#### [What needs to be done]
In the material below, the lines containing the word "Rental" are required; copy each of them.

#### [Extracted records]
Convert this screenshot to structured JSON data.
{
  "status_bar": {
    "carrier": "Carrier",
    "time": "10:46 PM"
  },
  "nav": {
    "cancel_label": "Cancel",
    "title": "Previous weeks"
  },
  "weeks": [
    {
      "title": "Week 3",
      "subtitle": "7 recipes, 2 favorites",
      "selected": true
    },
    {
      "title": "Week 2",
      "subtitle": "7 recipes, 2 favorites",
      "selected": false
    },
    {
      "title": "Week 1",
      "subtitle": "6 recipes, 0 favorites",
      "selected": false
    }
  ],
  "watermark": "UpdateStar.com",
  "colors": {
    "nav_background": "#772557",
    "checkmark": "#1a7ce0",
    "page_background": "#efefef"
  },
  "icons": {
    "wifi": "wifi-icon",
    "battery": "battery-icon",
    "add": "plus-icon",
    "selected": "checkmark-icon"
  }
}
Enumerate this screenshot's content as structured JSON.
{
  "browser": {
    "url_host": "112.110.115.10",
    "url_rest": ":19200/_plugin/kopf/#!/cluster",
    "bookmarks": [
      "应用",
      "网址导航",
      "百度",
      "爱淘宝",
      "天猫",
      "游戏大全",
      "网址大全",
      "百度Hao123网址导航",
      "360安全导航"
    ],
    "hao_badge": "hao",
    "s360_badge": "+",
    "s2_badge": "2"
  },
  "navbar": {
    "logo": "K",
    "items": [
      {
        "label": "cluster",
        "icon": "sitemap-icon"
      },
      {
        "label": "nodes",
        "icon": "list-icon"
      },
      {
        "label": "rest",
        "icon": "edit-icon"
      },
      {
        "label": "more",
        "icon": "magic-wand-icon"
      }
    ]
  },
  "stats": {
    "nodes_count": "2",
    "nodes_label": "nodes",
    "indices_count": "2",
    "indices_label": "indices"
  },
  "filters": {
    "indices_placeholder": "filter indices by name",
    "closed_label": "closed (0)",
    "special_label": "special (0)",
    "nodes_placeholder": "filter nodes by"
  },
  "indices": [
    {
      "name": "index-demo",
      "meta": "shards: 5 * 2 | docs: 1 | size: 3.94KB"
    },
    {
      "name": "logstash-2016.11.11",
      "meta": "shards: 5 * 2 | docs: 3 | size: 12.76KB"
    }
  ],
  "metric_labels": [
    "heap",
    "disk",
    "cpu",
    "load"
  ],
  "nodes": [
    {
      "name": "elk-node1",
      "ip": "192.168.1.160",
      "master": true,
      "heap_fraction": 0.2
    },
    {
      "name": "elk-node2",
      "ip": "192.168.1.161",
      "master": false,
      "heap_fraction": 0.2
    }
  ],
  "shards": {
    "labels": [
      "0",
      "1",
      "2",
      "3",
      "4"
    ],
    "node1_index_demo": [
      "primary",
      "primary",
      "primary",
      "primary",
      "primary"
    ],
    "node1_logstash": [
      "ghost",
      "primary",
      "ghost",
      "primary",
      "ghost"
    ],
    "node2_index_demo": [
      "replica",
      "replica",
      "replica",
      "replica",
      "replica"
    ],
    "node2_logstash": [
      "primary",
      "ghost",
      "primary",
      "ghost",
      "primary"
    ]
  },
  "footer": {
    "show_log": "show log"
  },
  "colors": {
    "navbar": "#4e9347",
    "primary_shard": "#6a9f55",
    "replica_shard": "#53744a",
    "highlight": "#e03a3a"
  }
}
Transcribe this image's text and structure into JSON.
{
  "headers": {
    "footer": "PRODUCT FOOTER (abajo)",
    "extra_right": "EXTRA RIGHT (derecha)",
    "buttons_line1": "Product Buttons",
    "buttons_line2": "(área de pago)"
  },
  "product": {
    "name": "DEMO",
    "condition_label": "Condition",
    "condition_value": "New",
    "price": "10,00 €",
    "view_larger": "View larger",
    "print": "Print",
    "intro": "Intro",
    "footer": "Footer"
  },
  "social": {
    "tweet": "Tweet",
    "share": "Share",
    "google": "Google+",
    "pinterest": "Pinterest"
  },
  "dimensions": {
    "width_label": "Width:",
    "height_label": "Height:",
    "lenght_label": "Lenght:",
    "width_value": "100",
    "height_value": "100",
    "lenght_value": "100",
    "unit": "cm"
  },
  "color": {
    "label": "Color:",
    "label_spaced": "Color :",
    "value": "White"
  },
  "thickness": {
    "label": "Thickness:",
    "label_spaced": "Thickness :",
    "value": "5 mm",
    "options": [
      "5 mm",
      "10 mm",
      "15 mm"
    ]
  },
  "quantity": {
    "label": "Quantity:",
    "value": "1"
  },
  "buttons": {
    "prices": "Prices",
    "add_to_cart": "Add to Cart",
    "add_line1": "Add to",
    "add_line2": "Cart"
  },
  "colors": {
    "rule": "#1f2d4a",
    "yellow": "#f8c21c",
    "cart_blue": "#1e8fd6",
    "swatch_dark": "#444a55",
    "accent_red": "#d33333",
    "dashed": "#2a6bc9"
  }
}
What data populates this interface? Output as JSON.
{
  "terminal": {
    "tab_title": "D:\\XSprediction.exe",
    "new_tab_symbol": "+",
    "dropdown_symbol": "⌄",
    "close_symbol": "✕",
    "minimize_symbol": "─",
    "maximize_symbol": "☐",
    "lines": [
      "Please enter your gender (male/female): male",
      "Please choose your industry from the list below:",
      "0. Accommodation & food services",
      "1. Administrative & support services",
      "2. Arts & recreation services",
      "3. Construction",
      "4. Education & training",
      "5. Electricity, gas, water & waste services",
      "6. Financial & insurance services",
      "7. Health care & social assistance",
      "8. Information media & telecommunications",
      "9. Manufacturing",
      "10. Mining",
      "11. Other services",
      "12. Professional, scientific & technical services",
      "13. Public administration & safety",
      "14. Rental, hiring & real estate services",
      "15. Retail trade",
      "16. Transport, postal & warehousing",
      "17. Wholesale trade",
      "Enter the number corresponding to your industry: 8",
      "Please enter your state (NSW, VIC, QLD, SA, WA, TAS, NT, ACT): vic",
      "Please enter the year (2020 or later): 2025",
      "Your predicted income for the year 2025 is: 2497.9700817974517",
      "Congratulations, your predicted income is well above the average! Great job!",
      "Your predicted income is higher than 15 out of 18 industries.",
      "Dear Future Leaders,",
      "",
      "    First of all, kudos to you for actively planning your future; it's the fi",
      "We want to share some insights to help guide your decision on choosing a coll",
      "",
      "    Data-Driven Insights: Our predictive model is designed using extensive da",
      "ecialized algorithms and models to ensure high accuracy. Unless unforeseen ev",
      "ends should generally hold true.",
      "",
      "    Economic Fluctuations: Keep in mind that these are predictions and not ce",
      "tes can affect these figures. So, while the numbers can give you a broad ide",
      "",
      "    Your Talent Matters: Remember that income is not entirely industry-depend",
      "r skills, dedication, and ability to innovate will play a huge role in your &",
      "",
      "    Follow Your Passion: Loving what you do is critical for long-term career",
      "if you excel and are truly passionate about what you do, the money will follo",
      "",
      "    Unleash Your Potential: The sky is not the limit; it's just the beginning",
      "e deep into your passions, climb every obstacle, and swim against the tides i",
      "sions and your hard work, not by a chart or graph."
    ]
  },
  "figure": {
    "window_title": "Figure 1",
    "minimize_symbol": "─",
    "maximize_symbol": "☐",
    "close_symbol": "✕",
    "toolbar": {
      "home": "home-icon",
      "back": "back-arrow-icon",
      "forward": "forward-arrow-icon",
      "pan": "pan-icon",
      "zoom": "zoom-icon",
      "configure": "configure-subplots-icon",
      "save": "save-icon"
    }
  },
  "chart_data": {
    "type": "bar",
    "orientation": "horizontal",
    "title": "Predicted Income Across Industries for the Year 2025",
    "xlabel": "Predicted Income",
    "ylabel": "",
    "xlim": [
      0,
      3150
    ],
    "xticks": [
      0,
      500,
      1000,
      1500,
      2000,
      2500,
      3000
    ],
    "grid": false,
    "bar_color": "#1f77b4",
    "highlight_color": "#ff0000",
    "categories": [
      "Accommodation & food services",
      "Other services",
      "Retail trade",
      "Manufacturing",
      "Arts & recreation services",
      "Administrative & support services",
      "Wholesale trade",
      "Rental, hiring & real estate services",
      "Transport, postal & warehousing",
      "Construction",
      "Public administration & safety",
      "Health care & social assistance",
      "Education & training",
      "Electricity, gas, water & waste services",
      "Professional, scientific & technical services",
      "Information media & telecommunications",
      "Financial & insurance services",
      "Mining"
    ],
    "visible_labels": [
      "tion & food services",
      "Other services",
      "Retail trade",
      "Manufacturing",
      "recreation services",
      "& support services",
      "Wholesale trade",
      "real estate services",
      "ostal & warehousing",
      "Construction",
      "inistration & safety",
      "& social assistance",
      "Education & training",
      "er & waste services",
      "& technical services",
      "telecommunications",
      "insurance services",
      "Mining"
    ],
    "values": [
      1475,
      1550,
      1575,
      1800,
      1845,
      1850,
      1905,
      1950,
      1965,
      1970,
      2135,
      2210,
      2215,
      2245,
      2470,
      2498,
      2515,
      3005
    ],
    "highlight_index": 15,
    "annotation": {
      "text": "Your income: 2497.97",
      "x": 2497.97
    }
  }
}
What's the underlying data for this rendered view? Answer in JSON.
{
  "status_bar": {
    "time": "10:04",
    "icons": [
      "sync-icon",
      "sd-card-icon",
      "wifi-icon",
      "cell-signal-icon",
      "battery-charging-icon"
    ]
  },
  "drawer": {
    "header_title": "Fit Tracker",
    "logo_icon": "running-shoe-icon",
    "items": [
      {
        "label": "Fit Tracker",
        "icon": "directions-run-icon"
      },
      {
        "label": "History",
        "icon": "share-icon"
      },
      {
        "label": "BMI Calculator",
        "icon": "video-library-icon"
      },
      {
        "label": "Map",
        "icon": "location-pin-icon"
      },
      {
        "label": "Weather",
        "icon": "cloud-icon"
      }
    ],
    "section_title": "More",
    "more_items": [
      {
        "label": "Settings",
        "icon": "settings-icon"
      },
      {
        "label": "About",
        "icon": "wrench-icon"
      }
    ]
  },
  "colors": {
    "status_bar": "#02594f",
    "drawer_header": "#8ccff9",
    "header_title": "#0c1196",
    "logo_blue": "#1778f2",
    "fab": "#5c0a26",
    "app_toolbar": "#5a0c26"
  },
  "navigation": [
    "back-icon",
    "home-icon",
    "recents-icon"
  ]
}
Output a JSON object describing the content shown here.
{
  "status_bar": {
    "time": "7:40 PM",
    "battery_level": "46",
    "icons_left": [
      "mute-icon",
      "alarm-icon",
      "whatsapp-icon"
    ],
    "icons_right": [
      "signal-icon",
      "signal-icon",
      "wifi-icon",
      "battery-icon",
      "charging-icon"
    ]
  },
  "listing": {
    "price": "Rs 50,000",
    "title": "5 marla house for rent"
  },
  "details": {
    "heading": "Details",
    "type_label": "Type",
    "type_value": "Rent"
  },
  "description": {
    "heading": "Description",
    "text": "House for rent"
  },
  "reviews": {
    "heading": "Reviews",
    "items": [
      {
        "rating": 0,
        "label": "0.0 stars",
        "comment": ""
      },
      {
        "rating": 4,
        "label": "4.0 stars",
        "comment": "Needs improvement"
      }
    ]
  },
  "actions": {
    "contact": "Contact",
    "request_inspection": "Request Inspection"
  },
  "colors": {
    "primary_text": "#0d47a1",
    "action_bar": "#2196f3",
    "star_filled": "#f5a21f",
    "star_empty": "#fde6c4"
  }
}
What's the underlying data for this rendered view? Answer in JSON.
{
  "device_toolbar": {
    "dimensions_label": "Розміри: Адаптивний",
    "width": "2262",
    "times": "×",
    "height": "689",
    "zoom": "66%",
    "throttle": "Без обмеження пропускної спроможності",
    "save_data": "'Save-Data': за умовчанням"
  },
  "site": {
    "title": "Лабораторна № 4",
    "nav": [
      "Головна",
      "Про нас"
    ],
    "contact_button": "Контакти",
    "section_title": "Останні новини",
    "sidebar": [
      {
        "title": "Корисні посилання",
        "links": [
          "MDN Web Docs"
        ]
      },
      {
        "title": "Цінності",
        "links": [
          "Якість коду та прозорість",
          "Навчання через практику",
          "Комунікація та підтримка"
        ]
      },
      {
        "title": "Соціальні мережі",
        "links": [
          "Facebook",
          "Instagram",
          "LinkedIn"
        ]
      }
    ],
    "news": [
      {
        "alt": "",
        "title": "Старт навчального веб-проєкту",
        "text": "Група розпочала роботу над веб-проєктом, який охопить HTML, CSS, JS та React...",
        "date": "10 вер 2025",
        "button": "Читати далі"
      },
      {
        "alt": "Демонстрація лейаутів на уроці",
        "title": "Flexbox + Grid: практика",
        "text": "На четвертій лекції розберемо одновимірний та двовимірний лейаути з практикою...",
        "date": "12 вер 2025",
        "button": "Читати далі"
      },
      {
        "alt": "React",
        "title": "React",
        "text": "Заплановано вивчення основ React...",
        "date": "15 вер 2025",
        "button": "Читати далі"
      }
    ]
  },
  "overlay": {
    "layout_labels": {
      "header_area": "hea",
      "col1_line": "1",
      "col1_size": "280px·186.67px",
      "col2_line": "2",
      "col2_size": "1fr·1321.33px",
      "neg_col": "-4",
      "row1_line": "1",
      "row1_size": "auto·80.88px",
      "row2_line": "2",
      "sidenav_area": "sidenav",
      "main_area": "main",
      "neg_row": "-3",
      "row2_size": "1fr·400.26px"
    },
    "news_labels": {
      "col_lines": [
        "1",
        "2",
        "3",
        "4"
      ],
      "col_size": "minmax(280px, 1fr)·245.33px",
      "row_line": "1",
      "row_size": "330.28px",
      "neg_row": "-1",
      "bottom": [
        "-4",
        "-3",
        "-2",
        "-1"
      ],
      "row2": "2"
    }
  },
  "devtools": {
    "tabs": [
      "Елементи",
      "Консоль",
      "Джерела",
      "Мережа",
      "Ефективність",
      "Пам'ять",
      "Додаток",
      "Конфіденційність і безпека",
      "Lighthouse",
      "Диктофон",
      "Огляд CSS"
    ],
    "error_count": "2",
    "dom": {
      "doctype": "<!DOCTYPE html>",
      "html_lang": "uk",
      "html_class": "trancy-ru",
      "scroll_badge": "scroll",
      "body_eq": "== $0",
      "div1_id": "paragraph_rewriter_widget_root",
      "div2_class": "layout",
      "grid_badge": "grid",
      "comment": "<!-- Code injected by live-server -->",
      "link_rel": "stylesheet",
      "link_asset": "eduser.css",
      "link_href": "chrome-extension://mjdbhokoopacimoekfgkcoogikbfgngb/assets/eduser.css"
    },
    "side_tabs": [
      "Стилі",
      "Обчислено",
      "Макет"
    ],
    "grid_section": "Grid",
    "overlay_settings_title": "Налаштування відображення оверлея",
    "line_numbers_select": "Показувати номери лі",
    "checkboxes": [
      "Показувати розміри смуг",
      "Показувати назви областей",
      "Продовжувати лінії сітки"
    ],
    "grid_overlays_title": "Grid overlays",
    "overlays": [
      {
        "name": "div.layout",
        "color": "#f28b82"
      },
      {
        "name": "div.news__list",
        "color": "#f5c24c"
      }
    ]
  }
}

#### [Written solution]
      "14. Rental, hiring & real estate services",
      "Rental, hiring & real estate services",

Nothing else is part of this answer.